We need intimate knowledge of the past. Not that the past has any magic about it, but because we cannot study the future, and yet need something to set against the present, to remind us that the basic assumptions have been quite different in different periods and that much which seems certain to the uneducated is merely temporary fashion.

People have a tendency to look around them and think what they see currently is ultimate reality, when, in fact, it may be only a temporary trend. Knowing history allows them to understand that what we’re experiencing now may be fleeting. He continues,

A man who has lived in many places is not likely to be deceived by the local errors of his native village: the scholar has lived in many times and is therefore in some degree immune from the great cataract of nonsense that pours from the press and the microphone of his own age.

If all you know about your culture and government policies is what the mainstream media is telling you, you are of all people possibly the most uninformed. You are a slave to whatever you’re told because you haven’t taken the time to find out things for yourself. Knowing history helps set one free. That’s why Lewis also commented in another essay, “De Descriptione Temporum,”

To study the past does indeed liberate us from the present, from the idols of our own market-place. But I think it liberates us from the past too. I think no class of men are less enslaved to the past than historians.

Thank you, Prof. Lewis, for your praise of my profession. May I live up to your high expectations.

Lewis: The Christian View of History

I teach a historiography course each year. In it, I cover not only the basics of the history of history writing and how to research and document sources, but also the philosophy of history. As a Christian, I see history as an ongoing story of the relationship of man to God and man to man. There was a beginning, there was a key moment in the “plot,” so to speak, when God came to earth in the form of man, and there will be a grand finale.

Discarded ImageAlthough C. S. Lewis was not a historian, he was in tune with this viewpoint. In his work The Discarded Image, he explained the difference between a Christian view of history and a typical view from an ancient civilization:

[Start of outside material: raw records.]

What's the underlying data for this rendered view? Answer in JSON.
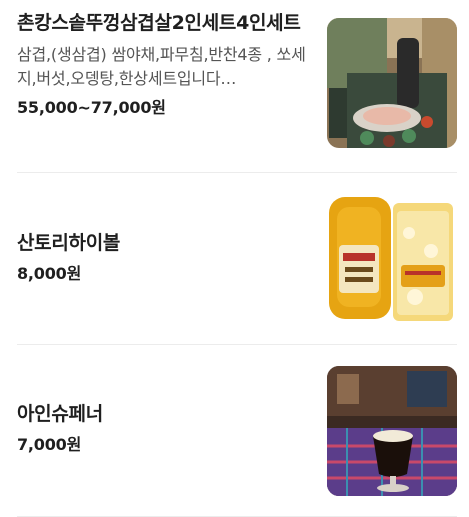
{
  "menu": {
    "items": [
      {
        "name": "촌캉스솥뚜껑삼겹살2인세트4인세트",
        "description": "삼겹,(생삼겹) 쌈야채,파무침,반찬4종 , 쏘세지,버섯,오뎅탕,한상세트입니다…",
        "price": "55,000~77,000원"
      },
      {
        "name": "산토리하이볼",
        "price": "8,000원"
      },
      {
        "name": "아인슈페너",
        "price": "7,000원"
      }
    ]
  }
}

To the Greeks, we are told, the historical process was a meaningless flux or cyclic reiteration. Significance was to be sought not in the world of becoming but in that of being, not in history but in metaphysics, mathematics, and theology. Hence Greek historians wrote of such past action—the Persian or the Peloponesian War, or the lives of great men—as have a unity in themselves, and were seldom curious to trace from its beginnings the development of a people or a state. History, in a word, was not for them a story with a plot.

The Hebrews, on the other hand, saw their whole past as a revelation of the purposes of Jahweh. Christianity, going on from there, makes world-history in its entirety a single, transcendentally significant, story with a well-defined plot pivoted on Creation, Fall, Redemption, and Judgement.

Christianity, therefore, makes sense of the whole of humanity’s past; it has an explanation for why things are as they are today. I’ve never viewed my profession as a historian to be separate from my overall understanding of mankind seen through the Biblical lens. That’s why, to me, history remains fascinating.